How curious that Black people no longer under the boot of Jim Crow would perform better on cognitive testing. And how strange that Black service members in a highly regulated, integrated and mission-oriented institution with strong cultural norms toward fairness would be exceptional workers. Murray provides examples of how public policy reduced racial group differences but insists on arguing that race-conscious policy is inappropriate and un-American.

He is right that racism remains a problem and that the nation faces an existential threat when racial groups employ partisan politics to demonize others. But he describes identity politics as the exclusive domain of progressives in the Democratic Party and gives short shrift to the rise of a violent White identity politics. Murray writes, “If working-class and middle-class Whites adopt identity politics, disaster follows.” If? Events in Charlottesville in 2017, when the Unite the Right rally turned violent, and on Jan. 6 of this year, when right-wing rioters stormed the U.S. Capitol, suggest that disaster is already here.

Moreover, it has become increasingly apparent that identity politics is being welcomed by the Republican Party. It is no coincidence that some of the loudest voices on the right demanding that critical race theory no longer be taught at universities, or denouncing the New York Times Magazine’s 1619 Project as American sacrilege, are parroting the talking points of those who believe that a White Christian country is America in its purest form.

Those familiar with Murray and his work will leave his latest effort feeling more of whatever they felt about him and his claims before it. There will be few epiphanies and few converts. And it is certain that much of the conversation around the book will be critiquing its methodology and hotly contesting the insinuation that there is something inherently intellectually and culturally inferior about Black America — the two “truths” the nation supposedly must accept if it is to rediscover its creed. In making such an argument, Murray asks the reader to take the impassioned plea for a united America in his closing chapter with his professed dispassionate analysis of group difference. He writes as if his conclusions are just a product of cold calculus and doesn’t pause long enough to consider that perhaps it’s the assumptions in his theorem that are antithetical to the soul of America.

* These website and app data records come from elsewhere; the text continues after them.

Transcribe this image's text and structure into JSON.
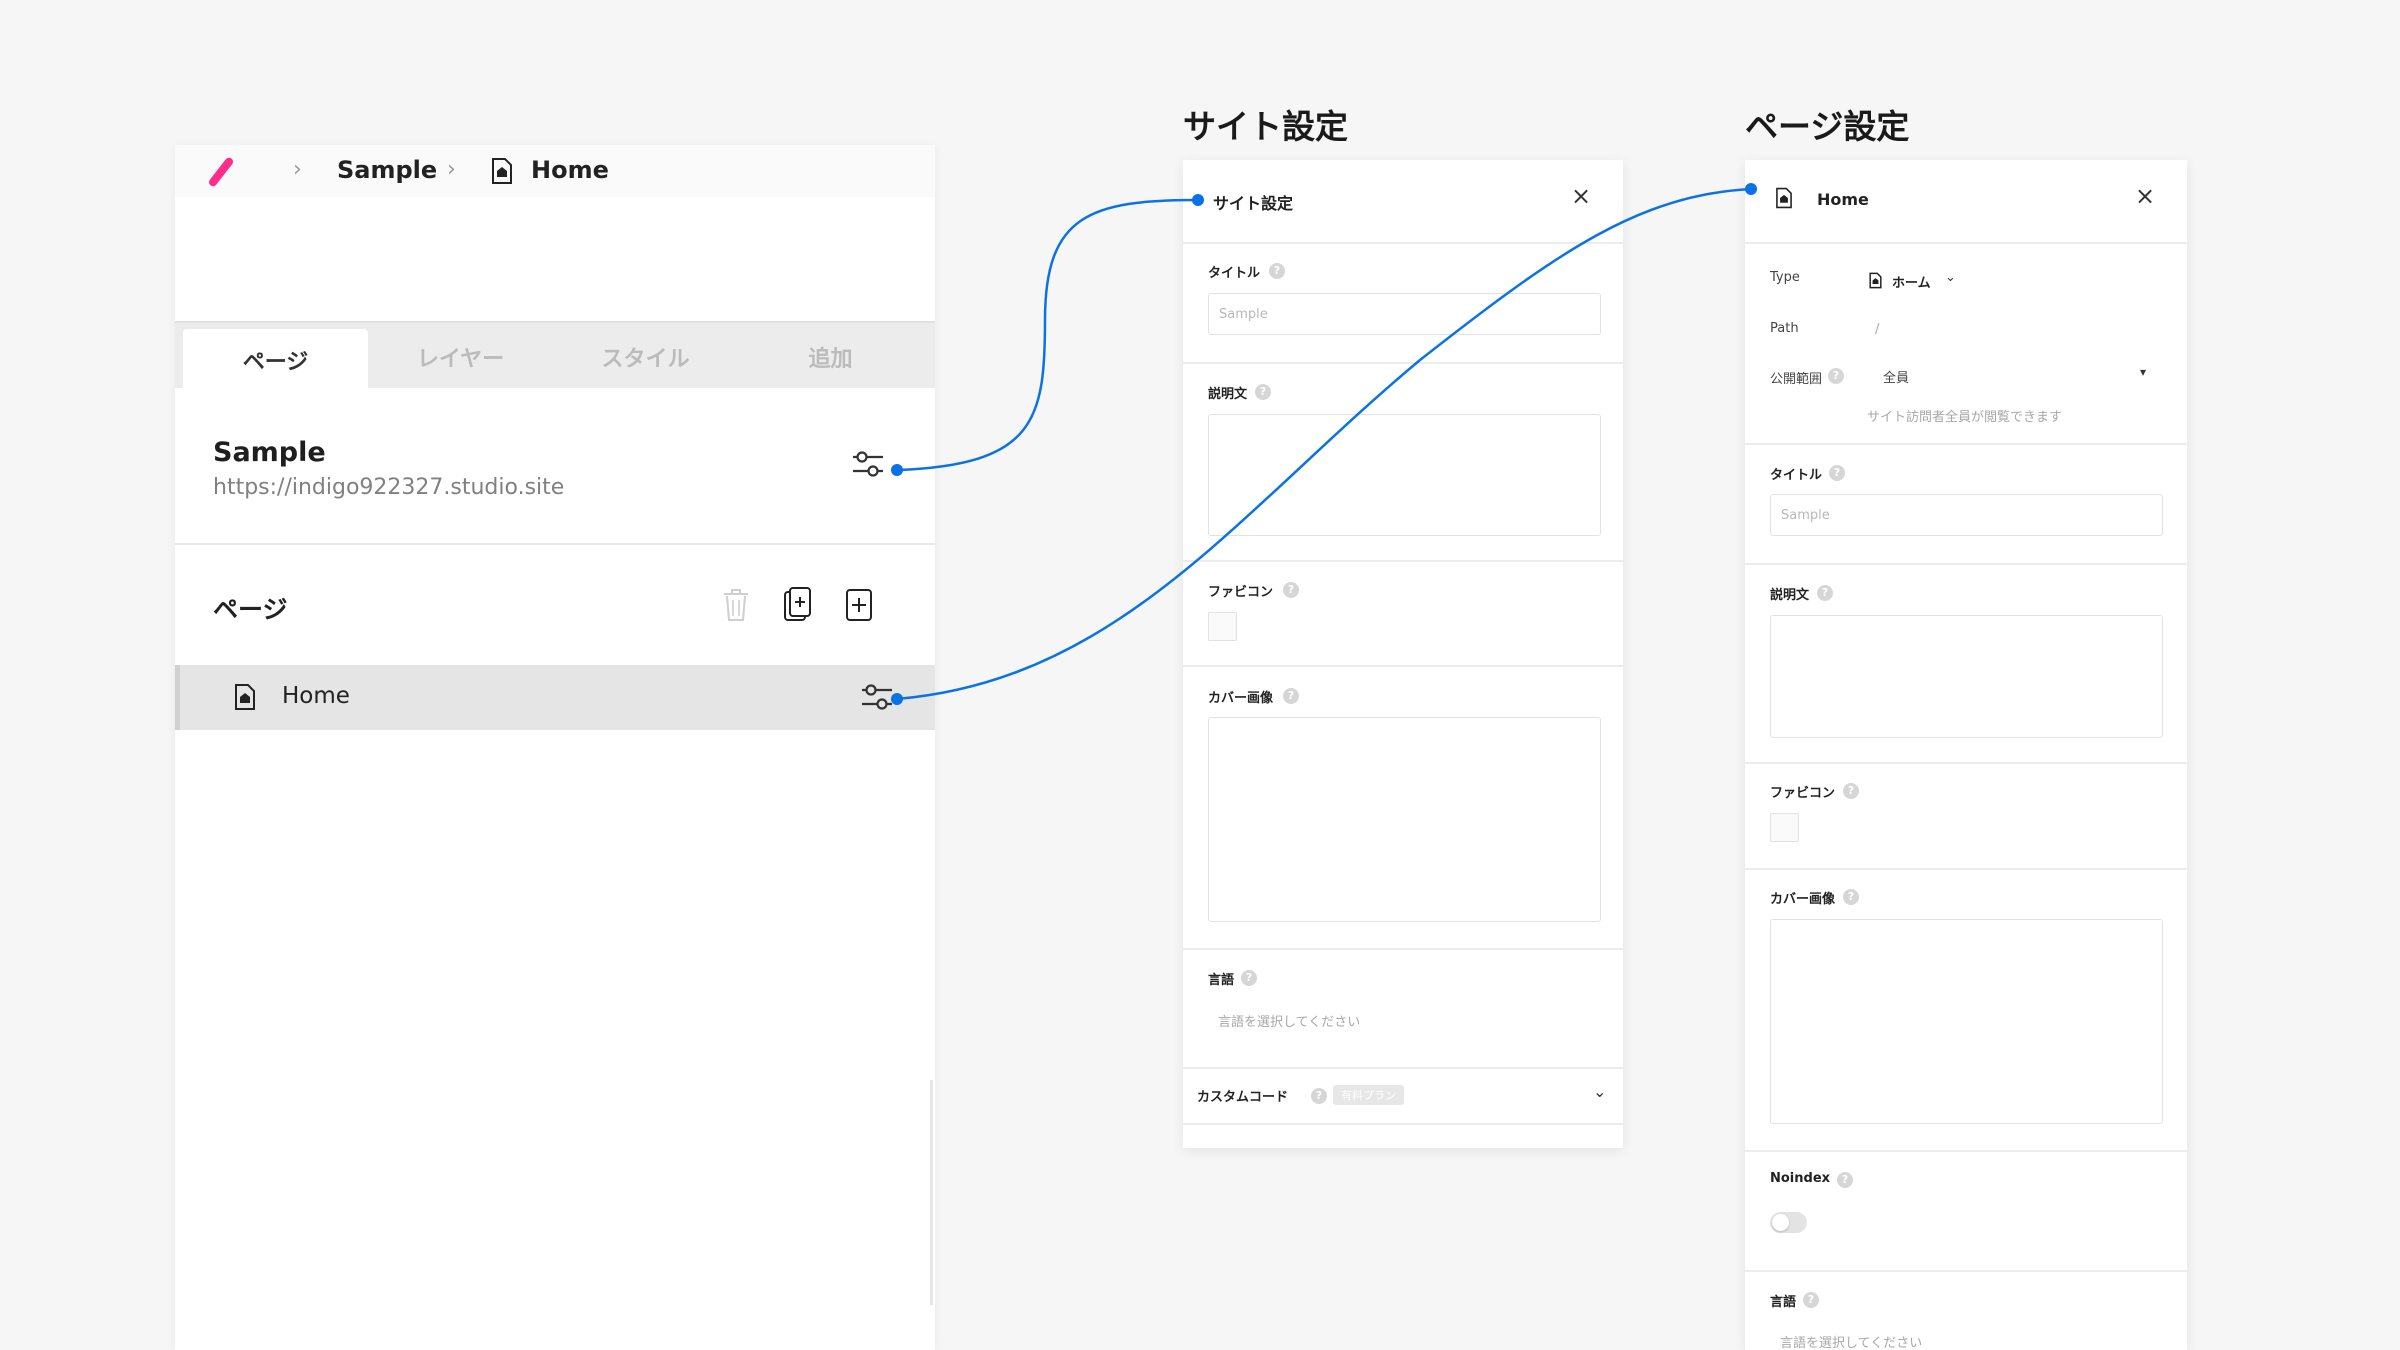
{
  "breadcrumb": {
    "project": "Sample",
    "page": "Home"
  },
  "tabs": [
    "ページ",
    "レイヤー",
    "スタイル",
    "追加"
  ],
  "site": {
    "name": "Sample",
    "url": "https://indigo922327.studio.site"
  },
  "pages_section": {
    "label": "ページ",
    "items": [
      {
        "label": "Home"
      }
    ]
  },
  "site_settings": {
    "caption": "サイト設定",
    "header_title": "サイト設定",
    "title_label": "タイトル",
    "title_placeholder": "Sample",
    "description_label": "説明文",
    "favicon_label": "ファビコン",
    "cover_label": "カバー画像",
    "language_label": "言語",
    "language_placeholder": "言語を選択してください",
    "custom_code_label": "カスタムコード",
    "paid_badge": "有料プラン"
  },
  "page_settings": {
    "caption": "ページ設定",
    "header_title": "Home",
    "type_label": "Type",
    "type_value": "ホーム",
    "path_label": "Path",
    "path_value": "/",
    "visibility_label": "公開範囲",
    "visibility_value": "全員",
    "visibility_hint": "サイト訪問者全員が閲覧できます",
    "title_label": "タイトル",
    "title_placeholder": "Sample",
    "description_label": "説明文",
    "favicon_label": "ファビコン",
    "cover_label": "カバー画像",
    "noindex_label": "Noindex",
    "noindex_enabled": false,
    "language_label": "言語",
    "language_placeholder": "言語を選択してください"
  },
  "colors": {
    "accent": "#0a72e6",
    "logo": "#ff2c8a"
  },
  "icons": [
    "sliders-icon",
    "trash-icon",
    "duplicate-page-icon",
    "add-page-icon",
    "page-home-icon",
    "close-icon",
    "chevron-down-icon",
    "help-icon"
  ]
}
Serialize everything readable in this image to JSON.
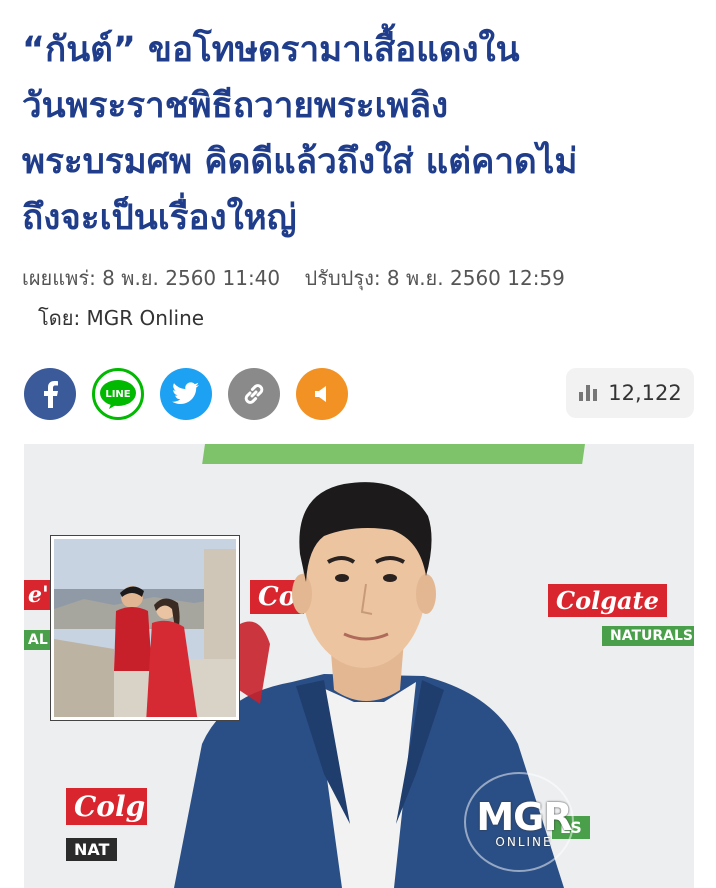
{
  "article": {
    "headline_lines": [
      "“กันต์” ขอโทษดรามาเสื้อแดงใน",
      "วันพระราชพิธีถวายพระเพลิง",
      "พระบรมศพ คิดดีแล้วถึงใส่ แต่คาดไม่",
      "ถึงจะเป็นเรื่องใหญ่"
    ],
    "published": "เผยแพร่: 8 พ.ย. 2560 11:40",
    "updated": "ปรับปรุง: 8 พ.ย. 2560 12:59",
    "byline": "โดย: MGR Online"
  },
  "share": {
    "buttons": [
      {
        "name": "facebook",
        "icon": "facebook-icon",
        "color": "#3b5a9a"
      },
      {
        "name": "line",
        "icon": "line-icon",
        "label": "LINE",
        "color": "#00b900"
      },
      {
        "name": "twitter",
        "icon": "twitter-icon",
        "color": "#1da1f2"
      },
      {
        "name": "copy-link",
        "icon": "link-icon",
        "color": "#8a8a8a"
      },
      {
        "name": "listen",
        "icon": "speaker-icon",
        "color": "#f39224"
      }
    ],
    "views_icon": "bar-chart-icon",
    "views": "12,122"
  },
  "hero": {
    "backdrop_brand": "Colgate",
    "backdrop_sub": "NATURALS",
    "partial_left_brand": "Colg",
    "partial_left_sub": "NAT",
    "partial_mid_brand": "Co",
    "partial_edge": "e'",
    "partial_edge_sub": "AL",
    "partial_ls": "LS",
    "watermark_brand": "MGR",
    "watermark_sub": "ONLINE"
  }
}
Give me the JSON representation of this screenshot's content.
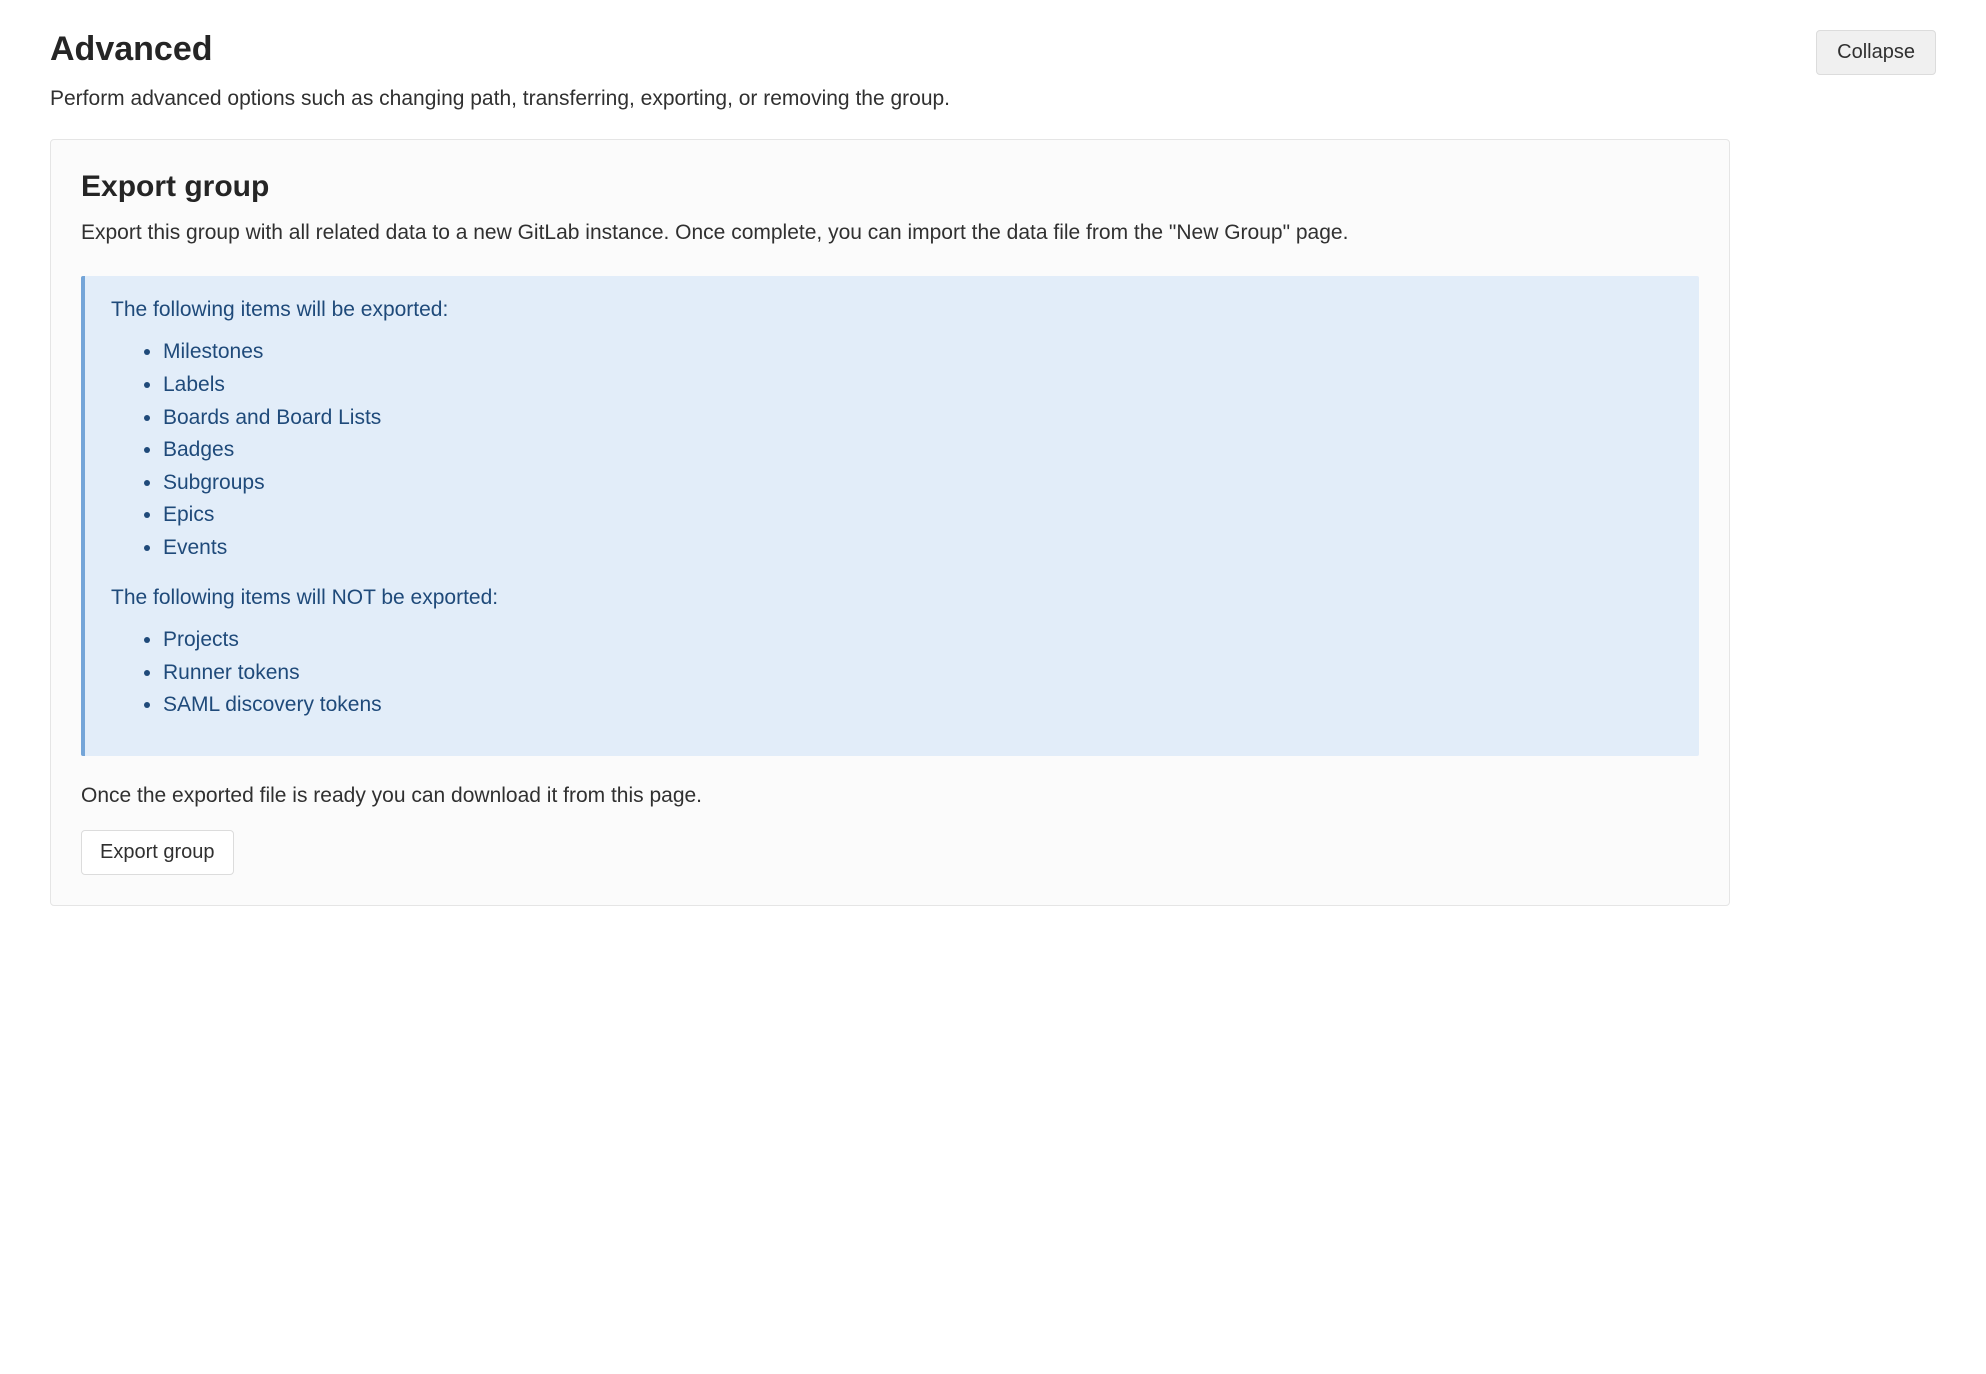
{
  "header": {
    "title": "Advanced",
    "collapse_label": "Collapse",
    "subtext": "Perform advanced options such as changing path, transferring, exporting, or removing the group."
  },
  "export": {
    "title": "Export group",
    "description": "Export this group with all related data to a new GitLab instance. Once complete, you can import the data file from the \"New Group\" page.",
    "exported_heading": "The following items will be exported:",
    "exported_items": [
      "Milestones",
      "Labels",
      "Boards and Board Lists",
      "Badges",
      "Subgroups",
      "Epics",
      "Events"
    ],
    "not_exported_heading": "The following items will NOT be exported:",
    "not_exported_items": [
      "Projects",
      "Runner tokens",
      "SAML discovery tokens"
    ],
    "ready_text": "Once the exported file is ready you can download it from this page.",
    "button_label": "Export group"
  }
}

Facing Reality

Two Truths About Race
in America

By Charles Murray

Encounter.
151 pp. $25.99